Human Endurance

On May 19, 2012, Tamae Watanabe managed to summit Mount Everest. She was all of seventy three years and one hundred and eighty days. At the other end, making my country proud was young Malavath Purna who was thirteen years and eleven months when she climbed the summit. Yes, days matter because despite the challenges, there is competition for who is the youngest, oldest and who has done it most often. Twenty one times in case you are curious, the record not surprisingly held by Apa Sherpa and Phurba Tashi Sherpa jointly from Nepal.

At least in my opinion there is no doubt that prior to recorded history human beings were performing extra-ordinary feats of running, climbing and lifting. In fact if mythology is to believed people in ancient times played a game similar to chess with seven feet tall chess pieces. In modern times, there seem to be limits to human capacity. For example, a javelin cannot be thrown at faster than the escape velocity of the earth at 11.9 KM/Second. Similarly the 100 Meter race will probably peak at 9 seconds. The marathon record has settled at two hours and it seems  improbable that some one will beat that. People have run the marathon in space, crossed the English channel, run on the treadmill for twenty-four hours, and dived 102 meters to set a free diving record in New Zealand.

It takes amazing will, training, mental strength and persistence to achieve anything close to the records that we are talking about. However, not everyone has to break world records, often just participating is sufficient. If you do, who knows you could be the next Betty Lindberg who at ninety one was surprised to learn that she has just won the world record for running 800 meters in her age category. All it takes is for you to explore what your endurance is. Perhaps, your mind will set you free of your limits.

RBawri

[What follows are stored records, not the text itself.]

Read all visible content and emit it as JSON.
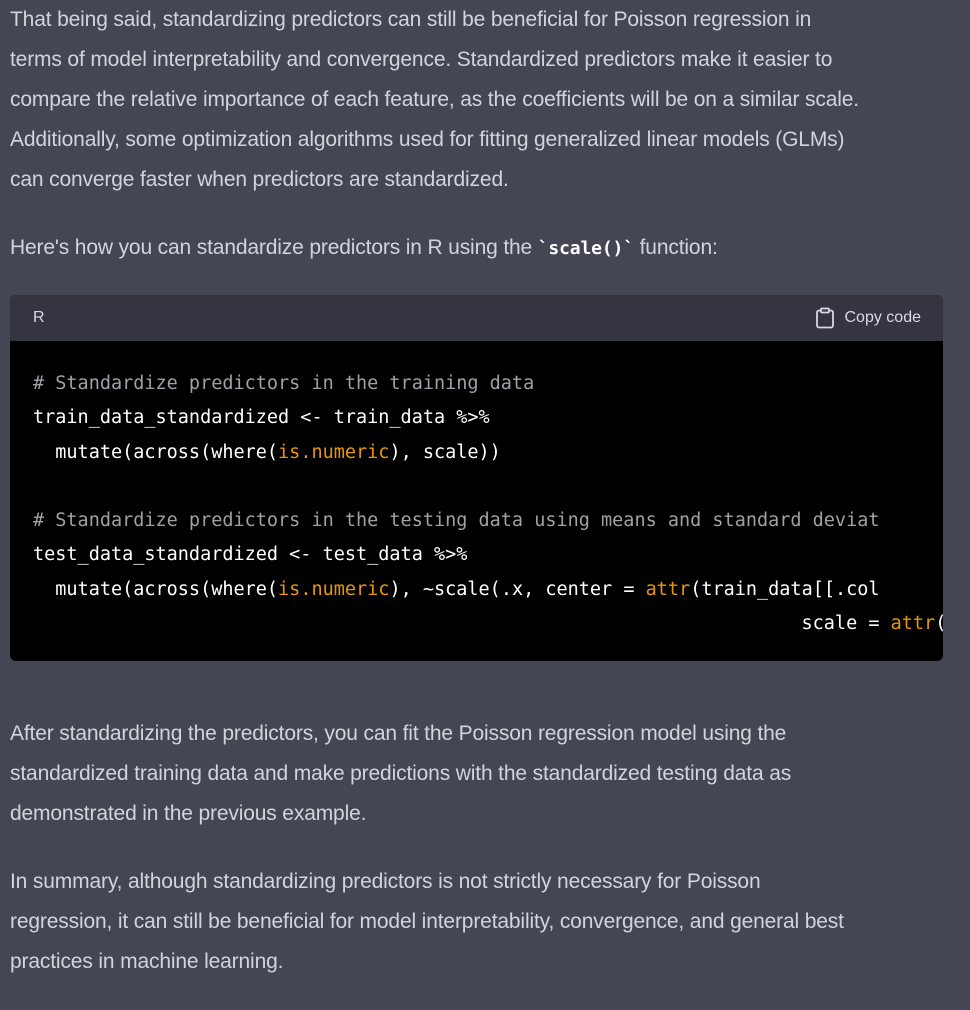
{
  "paragraphs": {
    "p1_lines": [
      "That being said, standardizing predictors can still be beneficial for Poisson regression in",
      "terms of model interpretability and convergence. Standardized predictors make it easier to",
      "compare the relative importance of each feature, as the coefficients will be on a similar scale.",
      "Additionally, some optimization algorithms used for fitting generalized linear models (GLMs)",
      "can converge faster when predictors are standardized."
    ],
    "p2_before": "Here's how you can standardize predictors in R using the ",
    "p2_code": "`scale()`",
    "p2_after": " function:",
    "p3_lines": [
      "After standardizing the predictors, you can fit the Poisson regression model using the",
      "standardized training data and make predictions with the standardized testing data as",
      "demonstrated in the previous example."
    ],
    "p4_lines": [
      "In summary, although standardizing predictors is not strictly necessary for Poisson",
      "regression, it can still be beneficial for model interpretability, convergence, and general best",
      "practices in machine learning."
    ]
  },
  "code_block": {
    "language": "R",
    "copy_label": "Copy code",
    "copy_icon": "clipboard-icon",
    "lines": [
      [
        {
          "t": "comment",
          "v": "# Standardize predictors in the training data"
        }
      ],
      [
        {
          "t": "plain",
          "v": "train_data_standardized <- train_data %>%"
        }
      ],
      [
        {
          "t": "plain",
          "v": "  mutate(across(where("
        },
        {
          "t": "builtin",
          "v": "is.numeric"
        },
        {
          "t": "plain",
          "v": "), scale))"
        }
      ],
      [
        {
          "t": "plain",
          "v": ""
        }
      ],
      [
        {
          "t": "comment",
          "v": "# Standardize predictors in the testing data using means and standard deviat"
        }
      ],
      [
        {
          "t": "plain",
          "v": "test_data_standardized <- test_data %>%"
        }
      ],
      [
        {
          "t": "plain",
          "v": "  mutate(across(where("
        },
        {
          "t": "builtin",
          "v": "is.numeric"
        },
        {
          "t": "plain",
          "v": "), ~scale(.x, center = "
        },
        {
          "t": "builtin",
          "v": "attr"
        },
        {
          "t": "plain",
          "v": "(train_data[[.col"
        }
      ],
      [
        {
          "t": "plain",
          "v": "                                                                     scale = "
        },
        {
          "t": "builtin",
          "v": "attr"
        },
        {
          "t": "plain",
          "v": "(train_data[[.col]], "
        },
        {
          "t": "string",
          "v": "\""
        }
      ]
    ]
  },
  "colors": {
    "background": "#444654",
    "text": "#d1d5db",
    "code_bg": "#000000",
    "code_header_bg": "#343541",
    "comment": "#a0a0a6",
    "builtin": "#e9950c",
    "string": "#00a67d"
  }
}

Ritesh is a born again health enthusiast and holds a Certificate in Physiology from Harvard Medical School and a Certificate in Nutrition from Tufts University.